Internationally, we bet decidedly by our participation in the calls of H2020, both at partner and coordination. For the duration of the Seventh Framework Programme, the UGR has obtained a total of 66 projects, with total funding of 17.97 million euros, and for H2020, until 2015, more than 25 projects with total funding of more than 6 million euros. Our more than 3,000 researchers are grouped into 365 research groups covering all scientific fields and disciplines.
Brief description of the Centre/Research Group
Group CTS-993. GENE EXPRESSION REGULATION increases the functional versatility and adaptability of the cell by allowing it to express certain proteins when needed. It is, therefore, one of the most important and complex processes of biology. Changes in the gene expression patterns are key in cancer cell transformation, through an increase in expression of genes that promote carcinogenesis (oncogenes) and/or a decrease in expression of genes that prevent it (tumour suppressor genes). Non-coding RNAs and chromatin-structure both play important roles in this process and have been found to be critical in the development of human pathologies. Both of these regulatory elements, especially in the context of CANCER, have been the focus of my interest during my career.
The SWI/SNF complex is an ATP-dependent chromatin-remodelling complex that is known to regulate EPIGENETICALLY the gene expression (Kwon, Imbalzano et al. 1994). Increasing evidence demonstrates that some components of the SWI/SNF complex are tumour suppressors and are involved in human cancer development. One subunit of this complex, SNF5, is inactivated in malignant rhabdoid tumours (MRTs) and heterozygous Snf5 knockout mice develop tumours that are histologically similar to human MRTs (Roberts, Galusha et al. 2000; Roberts, Leroux et al. 2002). BRG1 (Medina and Sanchez-Cespedes 2008), the helicase/ATPase catalytic subunits of the SWI/SNF complex, is mutated in many different cancer cell lines (Wong, Shanahan et al. 2000; Medina, Romero et al. 2008). Additionally, germline BRG1 mutations linked to a Rhabdoid Tumour Predisposition Syndrome was reported in a family, strongly suggesting that is a bona fide tumour suppressor gene (Schneppenheim, Fruhwald et al.). Recently, it has been discovered that two other subunits of the chromatin-remodelling complex, BAF250 (ARID1A) and BAF180 (PBRM1) (Jones, Wang et al. ; Wiegand, Shah et al. ; Varela, Tarpey et al. 2011; Wilson and Roberts 2011), are frequently mutated in ovarian clear cell carcinoma and renal carcinoma, respectively. All these observations support an important role of the SWI/SNF complex in cancer, however its specific function is still unclear.
MiRNAs are a recently discovered class of small RNA molecules that regulate gene expression at the post-transcriptional level.
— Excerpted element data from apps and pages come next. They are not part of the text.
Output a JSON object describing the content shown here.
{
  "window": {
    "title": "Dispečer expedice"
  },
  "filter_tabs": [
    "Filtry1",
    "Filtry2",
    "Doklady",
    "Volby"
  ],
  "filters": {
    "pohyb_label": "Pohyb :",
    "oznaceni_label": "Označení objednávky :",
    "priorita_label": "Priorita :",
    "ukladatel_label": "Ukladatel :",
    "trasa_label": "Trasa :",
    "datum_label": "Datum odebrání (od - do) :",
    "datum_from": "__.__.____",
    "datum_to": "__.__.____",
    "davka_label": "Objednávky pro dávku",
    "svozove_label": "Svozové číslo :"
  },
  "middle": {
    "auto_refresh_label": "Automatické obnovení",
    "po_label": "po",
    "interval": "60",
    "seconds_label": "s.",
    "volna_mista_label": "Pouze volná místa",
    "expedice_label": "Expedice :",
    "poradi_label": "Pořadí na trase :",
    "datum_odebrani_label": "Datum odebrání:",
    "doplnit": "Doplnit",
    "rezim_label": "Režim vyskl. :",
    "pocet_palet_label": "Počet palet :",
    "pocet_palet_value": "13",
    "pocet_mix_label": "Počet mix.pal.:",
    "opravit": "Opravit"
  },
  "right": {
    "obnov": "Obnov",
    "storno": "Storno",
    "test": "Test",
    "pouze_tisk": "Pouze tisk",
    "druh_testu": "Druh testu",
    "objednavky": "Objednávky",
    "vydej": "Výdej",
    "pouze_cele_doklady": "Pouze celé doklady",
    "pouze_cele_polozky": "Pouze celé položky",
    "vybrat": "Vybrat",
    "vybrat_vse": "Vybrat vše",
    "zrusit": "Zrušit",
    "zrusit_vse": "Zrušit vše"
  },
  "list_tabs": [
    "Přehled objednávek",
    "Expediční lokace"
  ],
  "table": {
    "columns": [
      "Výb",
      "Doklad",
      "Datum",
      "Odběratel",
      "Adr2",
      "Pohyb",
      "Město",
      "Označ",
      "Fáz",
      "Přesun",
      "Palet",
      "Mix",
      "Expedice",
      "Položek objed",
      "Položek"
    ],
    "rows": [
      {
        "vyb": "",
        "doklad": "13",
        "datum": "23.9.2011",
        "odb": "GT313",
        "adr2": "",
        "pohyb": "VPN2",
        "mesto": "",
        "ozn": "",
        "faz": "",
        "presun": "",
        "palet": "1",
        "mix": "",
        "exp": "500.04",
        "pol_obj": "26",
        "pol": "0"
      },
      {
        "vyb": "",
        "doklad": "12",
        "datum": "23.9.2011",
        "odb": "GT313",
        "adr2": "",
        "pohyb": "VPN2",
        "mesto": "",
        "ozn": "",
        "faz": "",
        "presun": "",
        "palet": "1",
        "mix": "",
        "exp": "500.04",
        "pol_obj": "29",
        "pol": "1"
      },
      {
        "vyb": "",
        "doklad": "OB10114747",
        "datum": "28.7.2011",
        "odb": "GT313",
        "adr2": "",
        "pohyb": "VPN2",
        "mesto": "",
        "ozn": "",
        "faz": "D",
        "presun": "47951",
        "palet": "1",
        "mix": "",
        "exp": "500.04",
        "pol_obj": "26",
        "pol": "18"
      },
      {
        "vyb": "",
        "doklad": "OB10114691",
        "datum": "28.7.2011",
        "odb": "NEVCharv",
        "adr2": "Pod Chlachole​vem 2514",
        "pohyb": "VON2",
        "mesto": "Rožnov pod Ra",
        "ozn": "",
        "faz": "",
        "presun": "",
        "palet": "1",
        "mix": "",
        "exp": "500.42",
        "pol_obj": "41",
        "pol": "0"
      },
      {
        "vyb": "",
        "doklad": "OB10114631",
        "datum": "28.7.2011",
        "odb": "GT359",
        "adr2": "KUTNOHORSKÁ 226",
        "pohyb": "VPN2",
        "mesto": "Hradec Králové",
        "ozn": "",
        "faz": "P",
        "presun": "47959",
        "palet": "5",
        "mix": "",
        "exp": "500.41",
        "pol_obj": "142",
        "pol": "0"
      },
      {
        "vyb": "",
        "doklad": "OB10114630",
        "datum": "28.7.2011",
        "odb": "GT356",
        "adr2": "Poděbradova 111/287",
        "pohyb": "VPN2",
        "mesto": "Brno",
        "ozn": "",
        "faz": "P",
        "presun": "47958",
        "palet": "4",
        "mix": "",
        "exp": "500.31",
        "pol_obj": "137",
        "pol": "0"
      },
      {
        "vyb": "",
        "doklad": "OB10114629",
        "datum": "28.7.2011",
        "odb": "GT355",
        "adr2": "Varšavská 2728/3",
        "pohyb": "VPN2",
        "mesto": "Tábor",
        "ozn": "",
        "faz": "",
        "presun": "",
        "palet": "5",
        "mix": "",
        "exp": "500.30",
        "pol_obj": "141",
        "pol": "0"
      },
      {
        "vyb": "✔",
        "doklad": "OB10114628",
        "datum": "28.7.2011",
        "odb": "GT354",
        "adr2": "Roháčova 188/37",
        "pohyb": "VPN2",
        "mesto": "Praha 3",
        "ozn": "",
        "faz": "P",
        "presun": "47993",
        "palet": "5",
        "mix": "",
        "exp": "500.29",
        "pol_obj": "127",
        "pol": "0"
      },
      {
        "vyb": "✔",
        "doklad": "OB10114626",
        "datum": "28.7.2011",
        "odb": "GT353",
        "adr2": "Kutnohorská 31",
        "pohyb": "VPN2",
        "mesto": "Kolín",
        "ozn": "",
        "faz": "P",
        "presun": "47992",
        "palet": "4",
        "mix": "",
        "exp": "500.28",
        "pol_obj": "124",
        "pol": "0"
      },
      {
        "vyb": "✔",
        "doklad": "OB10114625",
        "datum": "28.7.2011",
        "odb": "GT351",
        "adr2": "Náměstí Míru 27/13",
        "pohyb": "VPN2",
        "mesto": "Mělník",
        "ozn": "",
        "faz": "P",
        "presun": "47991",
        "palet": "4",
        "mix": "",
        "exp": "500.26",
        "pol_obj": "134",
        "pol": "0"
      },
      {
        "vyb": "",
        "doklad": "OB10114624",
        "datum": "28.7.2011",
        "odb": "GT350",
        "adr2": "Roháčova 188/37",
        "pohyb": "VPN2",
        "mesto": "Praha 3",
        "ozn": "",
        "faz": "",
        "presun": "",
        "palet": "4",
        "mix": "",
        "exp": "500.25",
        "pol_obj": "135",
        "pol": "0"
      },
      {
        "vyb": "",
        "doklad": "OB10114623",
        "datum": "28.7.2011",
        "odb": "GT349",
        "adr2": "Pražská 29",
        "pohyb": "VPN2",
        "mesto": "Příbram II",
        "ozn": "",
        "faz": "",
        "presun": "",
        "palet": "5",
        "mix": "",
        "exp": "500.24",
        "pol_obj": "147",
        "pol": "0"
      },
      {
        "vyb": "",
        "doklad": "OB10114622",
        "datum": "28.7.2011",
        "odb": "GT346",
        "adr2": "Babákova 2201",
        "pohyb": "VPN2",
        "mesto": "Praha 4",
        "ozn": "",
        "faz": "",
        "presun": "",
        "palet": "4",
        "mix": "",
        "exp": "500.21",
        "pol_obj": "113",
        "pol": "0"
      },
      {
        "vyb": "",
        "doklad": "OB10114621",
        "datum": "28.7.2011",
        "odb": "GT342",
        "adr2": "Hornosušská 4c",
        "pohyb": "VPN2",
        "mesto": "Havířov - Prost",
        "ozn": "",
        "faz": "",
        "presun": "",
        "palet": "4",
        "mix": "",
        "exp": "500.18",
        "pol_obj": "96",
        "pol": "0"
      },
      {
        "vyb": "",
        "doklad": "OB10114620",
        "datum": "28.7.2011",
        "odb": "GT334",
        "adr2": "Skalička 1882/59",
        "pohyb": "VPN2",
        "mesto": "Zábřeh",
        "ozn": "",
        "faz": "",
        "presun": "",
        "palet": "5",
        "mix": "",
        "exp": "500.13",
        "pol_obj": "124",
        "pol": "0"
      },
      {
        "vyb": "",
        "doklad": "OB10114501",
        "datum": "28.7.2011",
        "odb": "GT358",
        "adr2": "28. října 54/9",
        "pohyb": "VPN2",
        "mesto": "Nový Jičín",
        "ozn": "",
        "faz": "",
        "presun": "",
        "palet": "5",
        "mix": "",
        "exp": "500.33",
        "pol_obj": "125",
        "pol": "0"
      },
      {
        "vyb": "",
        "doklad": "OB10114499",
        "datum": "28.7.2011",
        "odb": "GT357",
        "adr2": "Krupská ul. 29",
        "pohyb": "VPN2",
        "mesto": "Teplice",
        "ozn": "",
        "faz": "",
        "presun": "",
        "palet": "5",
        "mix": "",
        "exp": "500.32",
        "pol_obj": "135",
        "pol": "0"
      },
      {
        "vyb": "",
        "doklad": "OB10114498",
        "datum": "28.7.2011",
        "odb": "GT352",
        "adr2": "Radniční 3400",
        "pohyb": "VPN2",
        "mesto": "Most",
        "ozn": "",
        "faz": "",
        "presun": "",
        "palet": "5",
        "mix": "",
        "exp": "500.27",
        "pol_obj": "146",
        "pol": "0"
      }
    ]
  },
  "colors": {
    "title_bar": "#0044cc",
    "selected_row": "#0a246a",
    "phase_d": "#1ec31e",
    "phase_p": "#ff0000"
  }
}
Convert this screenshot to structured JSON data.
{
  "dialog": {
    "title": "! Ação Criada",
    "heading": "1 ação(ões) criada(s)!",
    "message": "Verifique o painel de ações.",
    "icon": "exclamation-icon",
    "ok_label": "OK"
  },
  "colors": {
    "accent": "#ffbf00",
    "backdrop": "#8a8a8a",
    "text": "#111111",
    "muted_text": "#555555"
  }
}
Due to their small size and unusual nature, miRNAs were not discovered in humans until 2000. Today, over one thousand miRNAs have been identified in the human genome. Aberrant biogenesis and/or expression of miRNAs have been linked to human diseases including cancer (Medina and Slack 2008). During my training as a postdoc in this field I have helped to reveal the critical role played by specific miRNAs in cancer. While most previous studies in the field used cell lines or in vitro systems, we pioneered the functional study of the role of miRNAs using in vivo transgenic mouse models. We demonstrated the therapeutic utility of let-7 microARN ectopic expression in vivo (Medina, Trang et al. 2010), and the important of a single microARNs (miR-21) to the drive of tumor development (Medina, Nolde et al. 2010). In my recently created group at the GenyO Center we will continue unveiling the role of the microRNAs in cancer with the hope to find novel and useful cancer therapies.
- Life Sciences (LIFE)
For a correct evaluation of your candidature, please send the documents below to Professor Pedro P. Medina Vico (firstname.lastname@example.org):
- Letter of recommendation (optional)